** WHAT TO DO **
All of the data needs to come back exactly as written.

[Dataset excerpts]
BEGIN
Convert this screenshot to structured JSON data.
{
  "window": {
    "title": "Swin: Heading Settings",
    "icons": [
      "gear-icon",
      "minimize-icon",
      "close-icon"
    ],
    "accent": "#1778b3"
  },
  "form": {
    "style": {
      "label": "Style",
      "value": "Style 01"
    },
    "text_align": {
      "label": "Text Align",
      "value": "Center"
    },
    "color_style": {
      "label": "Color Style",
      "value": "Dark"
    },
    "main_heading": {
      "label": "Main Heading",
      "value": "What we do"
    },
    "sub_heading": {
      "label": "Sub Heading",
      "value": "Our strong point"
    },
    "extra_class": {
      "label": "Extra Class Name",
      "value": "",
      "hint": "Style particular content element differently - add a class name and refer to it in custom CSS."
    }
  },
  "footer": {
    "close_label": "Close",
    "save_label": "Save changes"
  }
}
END
** WRITTEN SOLUTION **
Convert this screenshot to structured JSON data.
{
  "window": {
    "title": "Swin: Heading Settings",
    "icons": [
      "gear-icon",
      "minimize-icon",
      "close-icon"
    ],
    "accent": "#1778b3"
  },
  "form": {
    "style": {
      "label": "Style",
      "value": "Style 01"
    },
    "text_align": {
      "label": "Text Align",
      "value": "Center"
    },
    "color_style": {
      "label": "Color Style",
      "value": "Dark"
    },
    "main_heading": {
      "label": "Main Heading",
      "value": "What we do"
    },
    "sub_heading": {
      "label": "Sub Heading",
      "value": "Our strong point"
    },
    "extra_class": {
      "label": "Extra Class Name",
      "value": "",
      "hint": "Style particular content element differently - add a class name and refer to it in custom CSS."
    }
  },
  "footer": {
    "close_label": "Close",
    "save_label": "Save changes"
  }
}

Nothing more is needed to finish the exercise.